Kaiser Family Foundation: Patients hold off medical care due to cost
MENLO PARK, Calif. A health tracking poll by the Kaiser Family Foundation released Thursday finds that the recession has forced a majority of respondents to put off medical care due to the cost.
The nationwide telephone poll of more than 1,000 adults found that 42% of respondents substituted home remedies or OTC drugs for doctor visits, while 36% skipped dental care or checkups, 29% didn’t fill prescriptions and 18% cut pills in half or skipped doses.
A large majority of respondents, 59%, said healthcare reform is more important than ever, while 37% said it was unaffordable because of economic problems.
“Our polls suggest strong support for health reform, but the public can be swayed on the key details,” Kaiser president and CEO Drew Altman said. “There is still a tremendous opportunity for leadership, but also for interest groups to define the direction of the health reform debate.”
To pay for healthcare reform, 71% supported increasing taxes on families making more than $250,000 per year, but 28% supported increasing income taxes across the board. At the same time, 61% favored “sin” taxes on items such as alcohol, cigarettes, soda and junk food. Slightly more than half, 52%, opposed taxing money that employers put toward the most generous health benefits, and 62% those who have employer-sponsored health insurance opposed the idea.

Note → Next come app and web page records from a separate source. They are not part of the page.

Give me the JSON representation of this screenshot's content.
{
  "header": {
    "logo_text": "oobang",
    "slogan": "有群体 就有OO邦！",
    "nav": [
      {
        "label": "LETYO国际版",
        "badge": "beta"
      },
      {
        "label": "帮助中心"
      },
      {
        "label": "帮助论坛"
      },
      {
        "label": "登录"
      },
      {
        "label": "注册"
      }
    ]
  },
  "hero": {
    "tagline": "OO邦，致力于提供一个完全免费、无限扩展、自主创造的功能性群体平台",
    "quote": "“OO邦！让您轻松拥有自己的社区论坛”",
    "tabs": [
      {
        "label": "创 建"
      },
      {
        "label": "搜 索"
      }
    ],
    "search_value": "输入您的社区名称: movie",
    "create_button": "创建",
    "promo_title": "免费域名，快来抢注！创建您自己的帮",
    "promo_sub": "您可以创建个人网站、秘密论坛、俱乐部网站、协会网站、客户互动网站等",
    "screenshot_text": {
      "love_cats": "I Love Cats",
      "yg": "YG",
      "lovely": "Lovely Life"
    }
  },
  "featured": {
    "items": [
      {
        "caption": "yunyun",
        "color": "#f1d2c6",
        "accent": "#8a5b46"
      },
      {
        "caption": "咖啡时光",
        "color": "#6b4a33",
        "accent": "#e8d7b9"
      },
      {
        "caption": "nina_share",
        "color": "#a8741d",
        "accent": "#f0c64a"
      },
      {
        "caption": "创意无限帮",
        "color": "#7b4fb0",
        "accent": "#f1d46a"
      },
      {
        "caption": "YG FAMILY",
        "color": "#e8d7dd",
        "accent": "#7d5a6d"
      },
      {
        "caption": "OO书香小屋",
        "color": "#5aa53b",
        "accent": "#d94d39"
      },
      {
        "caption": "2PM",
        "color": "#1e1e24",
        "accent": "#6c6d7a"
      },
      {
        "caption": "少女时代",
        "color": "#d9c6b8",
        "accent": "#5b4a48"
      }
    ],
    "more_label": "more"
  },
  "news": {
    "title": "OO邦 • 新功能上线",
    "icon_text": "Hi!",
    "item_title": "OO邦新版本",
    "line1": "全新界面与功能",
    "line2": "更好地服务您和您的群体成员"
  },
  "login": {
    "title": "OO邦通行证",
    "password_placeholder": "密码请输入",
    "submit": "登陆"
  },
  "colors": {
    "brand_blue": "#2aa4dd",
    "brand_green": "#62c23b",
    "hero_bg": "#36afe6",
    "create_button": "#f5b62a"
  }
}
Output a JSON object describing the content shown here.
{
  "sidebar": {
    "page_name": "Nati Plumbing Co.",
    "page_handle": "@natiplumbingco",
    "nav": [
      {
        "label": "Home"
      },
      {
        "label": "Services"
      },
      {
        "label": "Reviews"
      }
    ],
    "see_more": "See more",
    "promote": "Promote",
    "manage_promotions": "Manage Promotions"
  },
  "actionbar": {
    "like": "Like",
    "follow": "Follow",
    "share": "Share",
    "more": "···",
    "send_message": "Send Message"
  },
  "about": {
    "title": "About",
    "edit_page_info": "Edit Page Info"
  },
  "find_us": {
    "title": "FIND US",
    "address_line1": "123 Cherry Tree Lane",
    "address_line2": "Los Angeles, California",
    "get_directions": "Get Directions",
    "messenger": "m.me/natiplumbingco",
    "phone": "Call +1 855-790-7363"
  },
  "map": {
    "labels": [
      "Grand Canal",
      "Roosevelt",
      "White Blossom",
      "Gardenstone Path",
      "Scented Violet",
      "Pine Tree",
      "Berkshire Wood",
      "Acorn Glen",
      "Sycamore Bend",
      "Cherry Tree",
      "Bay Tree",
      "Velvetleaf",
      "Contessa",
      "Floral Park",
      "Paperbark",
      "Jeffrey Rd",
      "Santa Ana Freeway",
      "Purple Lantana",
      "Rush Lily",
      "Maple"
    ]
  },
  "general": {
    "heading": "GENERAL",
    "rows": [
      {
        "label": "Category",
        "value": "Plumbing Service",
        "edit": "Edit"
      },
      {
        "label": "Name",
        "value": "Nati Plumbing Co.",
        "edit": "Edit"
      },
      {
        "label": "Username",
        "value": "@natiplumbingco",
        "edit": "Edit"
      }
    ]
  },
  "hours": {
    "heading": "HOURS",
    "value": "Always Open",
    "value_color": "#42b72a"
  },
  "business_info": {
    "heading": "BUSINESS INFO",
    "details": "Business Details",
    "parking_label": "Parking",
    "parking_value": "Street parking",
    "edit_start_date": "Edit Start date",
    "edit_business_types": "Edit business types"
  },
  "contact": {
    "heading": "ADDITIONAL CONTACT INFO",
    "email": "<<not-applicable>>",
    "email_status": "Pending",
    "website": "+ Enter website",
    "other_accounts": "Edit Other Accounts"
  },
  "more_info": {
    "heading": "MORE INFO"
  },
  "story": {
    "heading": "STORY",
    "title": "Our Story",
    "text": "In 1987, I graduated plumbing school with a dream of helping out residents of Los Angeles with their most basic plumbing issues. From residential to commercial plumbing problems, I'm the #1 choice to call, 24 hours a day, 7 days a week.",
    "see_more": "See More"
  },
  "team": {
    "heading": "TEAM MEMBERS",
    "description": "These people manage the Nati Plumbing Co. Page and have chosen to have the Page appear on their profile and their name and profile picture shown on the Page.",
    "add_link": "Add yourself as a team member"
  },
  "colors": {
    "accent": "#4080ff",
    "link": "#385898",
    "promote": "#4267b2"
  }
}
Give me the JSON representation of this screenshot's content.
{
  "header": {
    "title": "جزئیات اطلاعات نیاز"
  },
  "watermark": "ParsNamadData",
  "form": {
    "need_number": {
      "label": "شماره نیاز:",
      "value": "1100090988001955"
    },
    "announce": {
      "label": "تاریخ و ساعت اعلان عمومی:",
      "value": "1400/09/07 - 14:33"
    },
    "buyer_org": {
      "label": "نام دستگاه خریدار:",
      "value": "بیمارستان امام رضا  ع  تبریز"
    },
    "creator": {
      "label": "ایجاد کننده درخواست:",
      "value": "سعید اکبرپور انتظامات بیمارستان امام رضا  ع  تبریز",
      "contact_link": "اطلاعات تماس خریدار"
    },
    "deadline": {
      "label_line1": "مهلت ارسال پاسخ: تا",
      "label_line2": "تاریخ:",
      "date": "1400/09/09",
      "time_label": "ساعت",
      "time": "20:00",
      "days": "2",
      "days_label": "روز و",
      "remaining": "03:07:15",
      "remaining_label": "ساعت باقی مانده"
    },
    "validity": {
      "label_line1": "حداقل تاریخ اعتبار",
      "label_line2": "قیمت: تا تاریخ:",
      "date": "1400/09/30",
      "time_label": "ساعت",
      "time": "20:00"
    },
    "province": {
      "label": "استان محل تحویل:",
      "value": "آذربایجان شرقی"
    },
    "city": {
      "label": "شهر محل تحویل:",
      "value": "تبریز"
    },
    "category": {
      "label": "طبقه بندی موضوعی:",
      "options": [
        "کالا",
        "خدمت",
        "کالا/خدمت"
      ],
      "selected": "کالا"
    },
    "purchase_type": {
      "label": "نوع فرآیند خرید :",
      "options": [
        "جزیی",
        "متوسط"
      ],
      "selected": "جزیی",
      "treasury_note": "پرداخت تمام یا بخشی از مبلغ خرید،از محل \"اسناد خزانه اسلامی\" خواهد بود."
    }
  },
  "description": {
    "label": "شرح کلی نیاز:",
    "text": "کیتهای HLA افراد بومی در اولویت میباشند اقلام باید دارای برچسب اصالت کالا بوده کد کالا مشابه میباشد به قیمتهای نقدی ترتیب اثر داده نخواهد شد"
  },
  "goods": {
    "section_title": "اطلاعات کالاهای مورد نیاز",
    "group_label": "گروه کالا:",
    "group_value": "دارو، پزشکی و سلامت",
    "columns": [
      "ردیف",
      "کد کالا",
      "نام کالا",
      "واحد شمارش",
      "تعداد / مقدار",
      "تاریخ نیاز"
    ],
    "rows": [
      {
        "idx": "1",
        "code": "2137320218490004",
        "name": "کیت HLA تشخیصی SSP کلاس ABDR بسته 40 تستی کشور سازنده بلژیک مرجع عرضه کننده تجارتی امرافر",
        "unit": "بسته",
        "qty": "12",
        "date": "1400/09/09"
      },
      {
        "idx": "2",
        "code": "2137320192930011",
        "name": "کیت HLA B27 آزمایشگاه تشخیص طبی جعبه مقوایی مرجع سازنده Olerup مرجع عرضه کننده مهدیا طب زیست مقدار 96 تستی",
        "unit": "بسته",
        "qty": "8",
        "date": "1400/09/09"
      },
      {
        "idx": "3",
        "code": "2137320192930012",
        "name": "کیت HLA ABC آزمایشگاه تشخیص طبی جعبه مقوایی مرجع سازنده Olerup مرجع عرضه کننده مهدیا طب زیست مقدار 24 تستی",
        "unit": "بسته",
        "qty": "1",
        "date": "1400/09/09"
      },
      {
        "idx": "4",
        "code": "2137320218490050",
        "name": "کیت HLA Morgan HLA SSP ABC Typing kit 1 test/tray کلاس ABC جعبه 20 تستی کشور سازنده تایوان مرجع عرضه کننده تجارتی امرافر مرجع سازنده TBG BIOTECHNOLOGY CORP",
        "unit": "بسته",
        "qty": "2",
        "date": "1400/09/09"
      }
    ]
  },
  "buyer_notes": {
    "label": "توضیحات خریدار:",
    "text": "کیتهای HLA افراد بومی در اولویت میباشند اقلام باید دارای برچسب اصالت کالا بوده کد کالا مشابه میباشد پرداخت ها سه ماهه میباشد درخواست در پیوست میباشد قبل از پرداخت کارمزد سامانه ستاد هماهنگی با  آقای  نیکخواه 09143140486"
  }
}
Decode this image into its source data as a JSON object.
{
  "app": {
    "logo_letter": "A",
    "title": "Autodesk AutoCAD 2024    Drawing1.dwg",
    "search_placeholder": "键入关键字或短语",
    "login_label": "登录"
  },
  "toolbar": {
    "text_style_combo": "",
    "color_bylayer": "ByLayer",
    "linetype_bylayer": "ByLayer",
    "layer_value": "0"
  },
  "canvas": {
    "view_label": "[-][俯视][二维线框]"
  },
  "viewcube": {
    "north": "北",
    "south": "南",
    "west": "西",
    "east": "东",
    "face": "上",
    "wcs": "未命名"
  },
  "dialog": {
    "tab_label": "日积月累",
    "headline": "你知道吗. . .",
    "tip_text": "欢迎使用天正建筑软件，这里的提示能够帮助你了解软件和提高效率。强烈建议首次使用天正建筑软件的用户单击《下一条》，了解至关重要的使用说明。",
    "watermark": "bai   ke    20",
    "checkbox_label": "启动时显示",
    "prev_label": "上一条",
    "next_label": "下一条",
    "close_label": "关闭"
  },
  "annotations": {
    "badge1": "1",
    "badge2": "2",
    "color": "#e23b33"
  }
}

Responses did, however, depend on political affiliation. More than 80% of Democrats and 60% of independents strongly or somewhat favored having a public health plan, compared to 49% of Republicans.
The foundation randomly contacted 1,203 adults aged 18 and older by phone and conducted the poll in English and Spanish. The poll had a margin error of plus or minus three percentage points.
Biocodex appoints new VP, managing director
SAN BRUNO, Calif. Biocodex, manufacturer of Florastor and Florastor Kids probiotic supplements, on Thursday announced the appointment of Marc Rohman as VP and managing director of Biocodex, Inc., the French company’s U.S. subsidiary.
According to Nicolas Coudurier, international director of Biocodex, the U.S. market is a key priority for the company for its planned strategic expansion in the pharmaceutical arena.
“Florastor has been a tremendous success worldwide, and we feel there is great potential for the U.S. to be one of our largest footprints for this and other brands,” Coudurier said. “We’re thrilled to have someone with [Rohman’s] vast pharma expertise, not only on the marketing side, but also on the medical affairs side, to lead our foray into new U.S. product offerings.”
Prior to joining Biocodex, Rohman was part of the senior management team at FlowMedica where he was responsible for directing the company’s collaboration efforts for targeted renal therapy. While at FlowMedica, he also directed the collaborative pharma and other general business development efforts, as well as lead marketing, market development and general promotion of the company.
“Maximizing the potential of the Florastor brand is going to be a key priority for me, but at the same time, I will also be focusing on strategic alliances to build the company’s U.S. portfolio,” Rohman said. “Within the next five years or so, I’d like to see the U.S. arm of Biocodex bring at least two or more products to market.”
In addition to his work at FlowMedica, Rohman also worked for leading biotech and pharmaceutical companies, such as Scios, which was acquired by Johnson & Johnson in 2003, Mallinckrodt (now Tyco Healthcare), Boehringer Mannheim, Knoll Pharmaceuticals and Marion Labs.
Rohman holds a Bachelor of Arts degree in advertising from Michigan State University.
FDA to expand Plan B availability to 17-year-olds
ROCKVILLE, Md. The Food and Drug Administration on Wednesday informed Duramed Research, manufacturer of Plan B, that it may market the emergency contraceptive without a prescription to women age 17 years and older, following submission and approval of the appropriate application.
Currently, the emergency contraceptive Plan B is available behind the pharmacy counter for women over the age of 18, but as a prescription-only product for women 17 years old and younger.
The FDA decision came within the 30 days mandated by a federal court to permit the Plan B drug sponsor to make Plan B available to women 17 and older without a prescription.
“The government will not appeal this decision,” the FDA stated. “In accordance with the court’s order, and consistent with the scientific findings made in 2005 by the Center for Drug Evaluation and Research, FDA notified the manufacturer of Plan B informing the company that it may … market Plan B without a prescription to women 17 years of age and older.”
Plan B is manufactured by Duramed Research, which was acquired by Teva Pharmaceutical Industries in December as part of its acquisition of Barr Pharmaceuticals.